Most of them are young, under twenty, of a type that used to be written of as “beatnik.” But that word hasn’t meant anything for years, and it certainly doesn’t apply to this crowd. These are cultists whose beliefs are murky, a whole generation sprung half-baked from a badly digested notion of Bohemia, malnurtured on mass-media accounts of groovy goings-on from Liverpool to Berkeley. What they appear to want, more than anything else, is to enchant, but there never seem to be any takers. They are the sons and daughters of Tarrytown orthodontists, Rochester retailers, Long Island manufacturers, Jersey City construction workers, all come to conduct one of the most elaborate flirtations in history. And they are not the only ones; their parents come, too, impeccably polished. expensively dressed, and they come for almost the same reason. Everyone wants his slice of hip cake.

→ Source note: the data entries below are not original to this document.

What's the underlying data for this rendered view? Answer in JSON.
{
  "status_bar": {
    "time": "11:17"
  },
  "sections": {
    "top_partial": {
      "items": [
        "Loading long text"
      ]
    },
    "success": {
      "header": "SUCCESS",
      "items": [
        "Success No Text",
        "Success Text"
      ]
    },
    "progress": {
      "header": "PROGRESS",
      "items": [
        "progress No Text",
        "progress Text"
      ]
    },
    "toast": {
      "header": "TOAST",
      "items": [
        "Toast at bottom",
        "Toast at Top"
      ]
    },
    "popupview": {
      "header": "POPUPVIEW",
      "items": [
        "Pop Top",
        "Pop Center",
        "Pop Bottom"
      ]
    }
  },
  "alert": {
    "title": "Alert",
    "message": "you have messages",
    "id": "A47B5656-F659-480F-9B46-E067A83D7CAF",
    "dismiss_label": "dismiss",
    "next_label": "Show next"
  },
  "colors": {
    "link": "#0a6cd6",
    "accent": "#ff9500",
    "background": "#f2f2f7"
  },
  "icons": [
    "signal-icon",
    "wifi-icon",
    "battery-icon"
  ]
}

Once, it was the bourgeoisie’s had joke to say they couldn’t tell the boys from the girls. but this is no longer a joke. Young men, apparently not homosexual, wear their hair shoulder-length: if it were cleaner you might say it flowed. It is a part of the fashion, and the MacDougal-Bleecker crowd pays careful attention to fashion. The real hippies have been forced into coats and ties, now that their old turf has been overrun by creeps.
It was the fashion, for several weeks last spring, for girls to walk along Bleecker carrying a single flower. If they could get nothing better, they would carry a plastic flower, but there were dozens of these girls with their flowers. That ended. They turned up wearing those Liverpool sailors’ hats. And little white ankle boots. Then bellbottomed denim slacks with broad-striped jerseys worn loose around the waist. On dress occasions they wore discotheque dresses and patterned stockings that made the skin on their legs look diseased. Then the boys began wearing watch caps—hadn’t the Beatles introduced them?—and a few even started wearing the slacks. The esoterics, gurus and prep-school liberals took to wearing rimless glasses, often with hexagonal lenses, and with the glasses came effete Danish pipes, and floppy felt hats like the ones W. B. Yeats used to wear—all kinds of Yellow Bookish paraphernalia. Fashion. And they come down here to parade all this, each one sure that the Village has never seen anything like it.

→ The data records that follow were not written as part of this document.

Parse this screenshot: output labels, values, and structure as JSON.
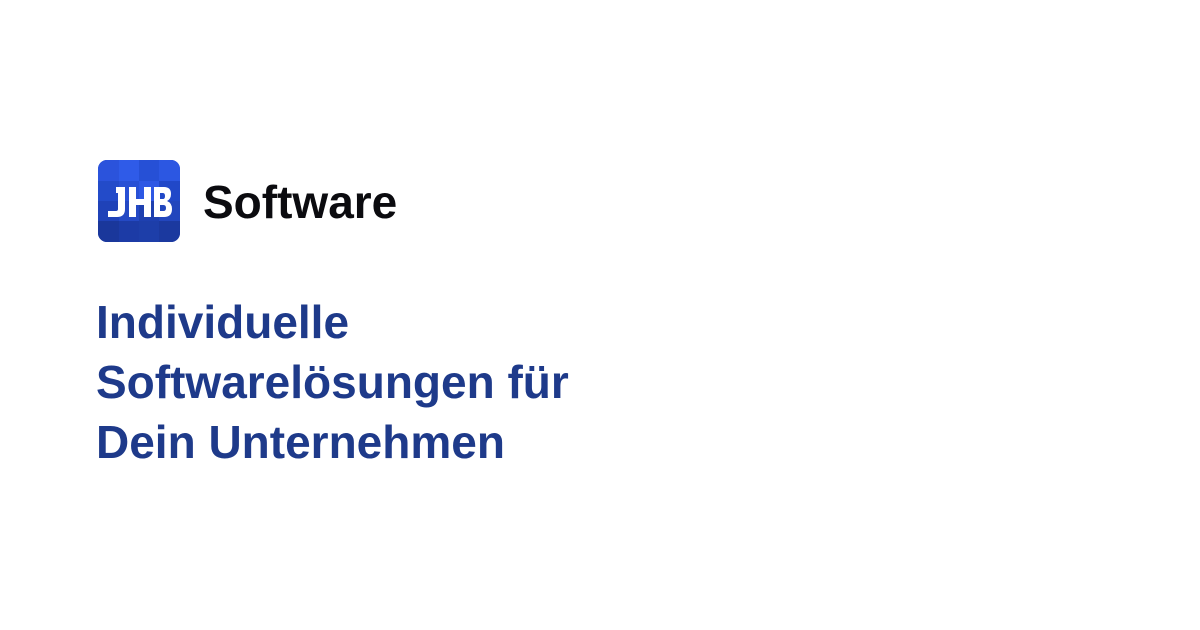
{
  "brand": {
    "logo_text": "JHB",
    "name": "Software",
    "logo_colors": {
      "light": "#2f5be8",
      "mid": "#2148c8",
      "dark": "#1a379b",
      "letters": "#ffffff"
    }
  },
  "headline": {
    "line1": "Individuelle",
    "line2": "Softwarelösungen für",
    "line3": "Dein Unternehmen",
    "color": "#1e3a8a"
  }
}
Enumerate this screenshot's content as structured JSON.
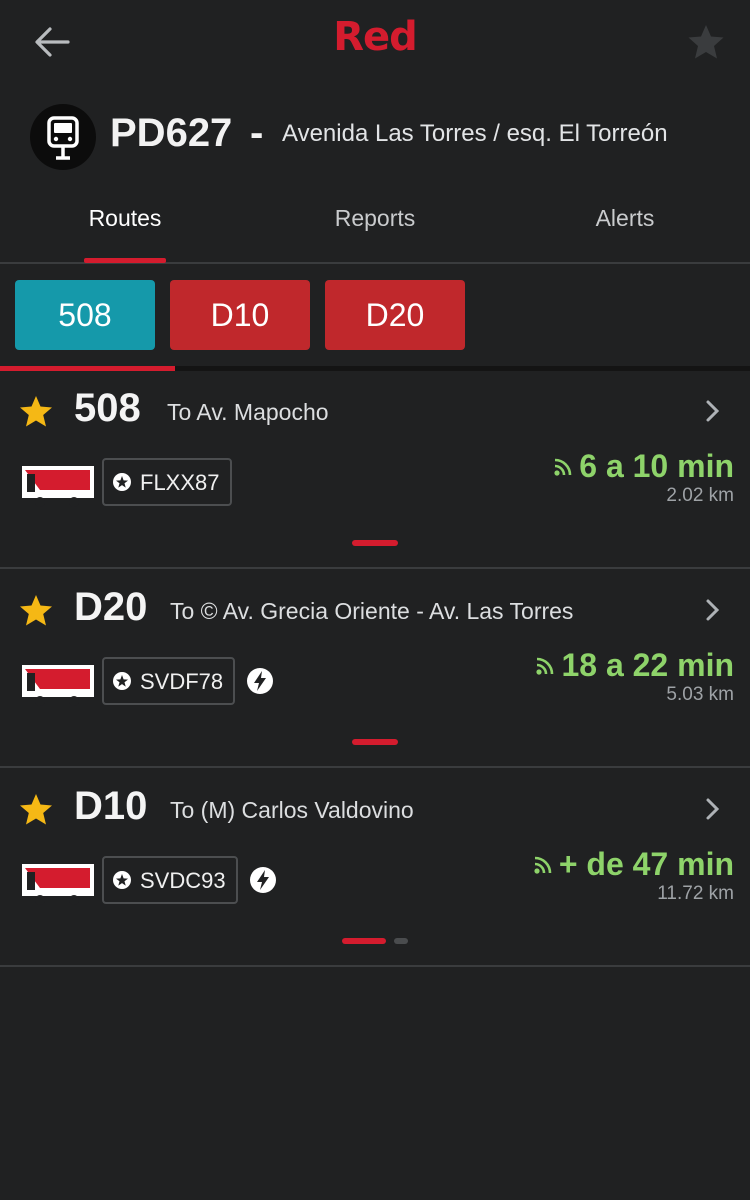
{
  "app": {
    "logo": "Red"
  },
  "stop": {
    "code": "PD627",
    "dash": "-",
    "name": "Avenida Las Torres / esq. El Torreón"
  },
  "tabs": [
    {
      "label": "Routes",
      "active": true
    },
    {
      "label": "Reports",
      "active": false
    },
    {
      "label": "Alerts",
      "active": false
    }
  ],
  "route_chips": [
    {
      "label": "508",
      "color": "#1599aa",
      "selected": true
    },
    {
      "label": "D10",
      "color": "#c0282c",
      "selected": false
    },
    {
      "label": "D20",
      "color": "#c0282c",
      "selected": false
    }
  ],
  "colors": {
    "accent": "#d41c2e",
    "eta_green": "#8ed36a",
    "star": "#f5b815"
  },
  "arrivals": [
    {
      "route": "508",
      "destination": "To Av. Mapocho",
      "plate": "FLXX87",
      "electric": false,
      "eta": "6 a 10 min",
      "distance": "2.02 km",
      "favorite": true
    },
    {
      "route": "D20",
      "destination": "To © Av. Grecia Oriente - Av. Las Torres",
      "plate": "SVDF78",
      "electric": true,
      "eta": "18 a 22 min",
      "distance": "5.03 km",
      "favorite": true
    },
    {
      "route": "D10",
      "destination": "To (M) Carlos Valdovino",
      "plate": "SVDC93",
      "electric": true,
      "eta": "+ de 47 min",
      "distance": "11.72 km",
      "favorite": true
    }
  ],
  "icons": {
    "back": "arrow-left-icon",
    "favorite": "star-outline-icon",
    "stop": "bus-stop-icon",
    "route_star": "star-icon",
    "chevron": "chevron-right-icon",
    "bus": "bus-icon",
    "plate": "plate-badge-icon",
    "electric": "electric-bolt-icon",
    "realtime": "rss-signal-icon"
  }
}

After dark the sidewalks become so crowded that you have to take odd little two-inch steps or else walk around the cars, police and motorcycles in the street. If you have had the practice you can discern the slightest trace of marijuana in the air, although they say that it is only Sano cigarette smoke. There is usually music, either from a passing folkie or from a transistor radio.
There is a folksong that goes:
When I die please bury me deep,
Down at the end of Bleecker Street,
So I can hear old Number Nine,
As she goes rolling by.
I can’t find out what this really means.•